Meaning of SHINGLE in English


I. ˈshiŋgəl noun

( -s )

Etymology: Middle English scincle, schingel, probably from Latin scindula, alteration of scandula; akin to Old Norse skinn skin — more at skin


a. : a small thin piece of building material (as wood or asbestos) often with one end thicker than the other laid in overlapping rows as a covering for the roof or sides of a building

b. : a piece of wood similar in shape to a roofing shingle but larger and usually from 7/8 to 1 1/4 inches thick at the butt and applied to the ordinarily flat bottom of a racing motorboat to form a series of small steps

2. : a small signboard — usually used with hang out

hung out a shingle and worked up a nice medical practice — R.L.Taylor

3. : a woman's haircut with the hair trimmed short from the back of the head to the nape

II. transitive verb

( shingled ; shingled ; shingling g(ə)liŋ ; shingles )

1. : to cover with or as if with shingles

helped his neighbor to shingle his roof

2. : to bob and shape (the hair) by cutting close at the nape of the neck and gradually longer up the back of the head

3. : to lay or dispose so as to overlap

bacon for this package is stacked rather than shingled — Meat Magazine


a. : to overlap or duplicate one's own claims on land

b. : to encroach knowingly upon the lawful claims of others

III. noun

( -s )

Etymology: probably of Scandinavian origin; akin to Norwegian & Swedish singel coarse gravel (especially on the seashore); akin to Middle Low German singele gravely bank

1. : coarse rounded detritus or alluvial material especially on the seashore differing from ordinary gravel only in the size of the stones which may be as large as a man's head

2. : a place (as a beach) strewn with shingle

IV. transitive verb

( -ed/-ing/-s )

Etymology: French dialect (Picardy) chingler, literally, to whip, from Middle French dialect, from chingle strap, belt, from Latin cingula — more at cingle

: to subject (as a mass of iron from the puddling furnace) to the process of expelling cinder and impurities by hammering and squeezing
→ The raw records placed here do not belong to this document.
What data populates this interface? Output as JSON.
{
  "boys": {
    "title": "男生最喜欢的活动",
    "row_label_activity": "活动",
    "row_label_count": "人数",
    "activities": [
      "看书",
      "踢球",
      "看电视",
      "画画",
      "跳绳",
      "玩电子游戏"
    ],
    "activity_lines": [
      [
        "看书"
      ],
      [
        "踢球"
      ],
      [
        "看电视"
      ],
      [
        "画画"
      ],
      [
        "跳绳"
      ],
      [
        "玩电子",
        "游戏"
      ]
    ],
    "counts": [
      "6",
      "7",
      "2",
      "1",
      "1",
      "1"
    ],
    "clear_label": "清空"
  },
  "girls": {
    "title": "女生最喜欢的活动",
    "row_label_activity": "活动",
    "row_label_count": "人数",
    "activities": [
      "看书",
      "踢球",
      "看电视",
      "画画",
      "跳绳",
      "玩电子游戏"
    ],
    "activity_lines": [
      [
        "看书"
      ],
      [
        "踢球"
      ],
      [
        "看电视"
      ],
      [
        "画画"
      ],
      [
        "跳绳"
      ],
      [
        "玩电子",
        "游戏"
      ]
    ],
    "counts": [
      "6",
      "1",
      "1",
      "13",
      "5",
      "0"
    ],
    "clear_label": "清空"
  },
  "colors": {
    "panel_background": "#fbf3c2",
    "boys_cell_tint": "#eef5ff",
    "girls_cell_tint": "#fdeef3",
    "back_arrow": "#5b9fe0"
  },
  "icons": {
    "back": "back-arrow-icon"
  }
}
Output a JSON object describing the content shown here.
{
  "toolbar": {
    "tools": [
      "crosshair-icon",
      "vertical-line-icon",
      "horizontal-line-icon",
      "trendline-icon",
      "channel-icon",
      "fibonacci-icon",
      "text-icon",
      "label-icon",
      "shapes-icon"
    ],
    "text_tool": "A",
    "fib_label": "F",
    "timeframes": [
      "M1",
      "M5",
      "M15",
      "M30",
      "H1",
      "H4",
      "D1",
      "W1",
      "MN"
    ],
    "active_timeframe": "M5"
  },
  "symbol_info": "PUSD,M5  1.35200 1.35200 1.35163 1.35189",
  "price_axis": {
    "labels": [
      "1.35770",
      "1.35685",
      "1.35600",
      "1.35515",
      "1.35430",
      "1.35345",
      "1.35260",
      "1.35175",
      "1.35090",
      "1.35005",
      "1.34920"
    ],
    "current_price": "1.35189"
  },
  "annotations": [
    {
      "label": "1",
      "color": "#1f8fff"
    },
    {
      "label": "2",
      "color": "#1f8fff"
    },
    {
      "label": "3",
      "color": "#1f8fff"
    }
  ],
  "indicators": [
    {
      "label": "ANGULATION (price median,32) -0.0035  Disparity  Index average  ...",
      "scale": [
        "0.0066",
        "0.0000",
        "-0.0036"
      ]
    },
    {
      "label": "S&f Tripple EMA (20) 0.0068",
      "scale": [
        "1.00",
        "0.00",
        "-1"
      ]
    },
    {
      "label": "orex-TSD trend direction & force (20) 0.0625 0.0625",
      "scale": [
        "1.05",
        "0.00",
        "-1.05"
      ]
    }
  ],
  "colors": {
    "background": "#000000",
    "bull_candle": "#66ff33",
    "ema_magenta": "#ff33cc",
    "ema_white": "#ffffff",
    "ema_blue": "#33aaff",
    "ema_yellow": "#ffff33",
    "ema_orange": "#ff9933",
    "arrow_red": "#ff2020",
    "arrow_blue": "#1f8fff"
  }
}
Webster's New International English Dictionary.      Новый международный словарь английского языка Webster.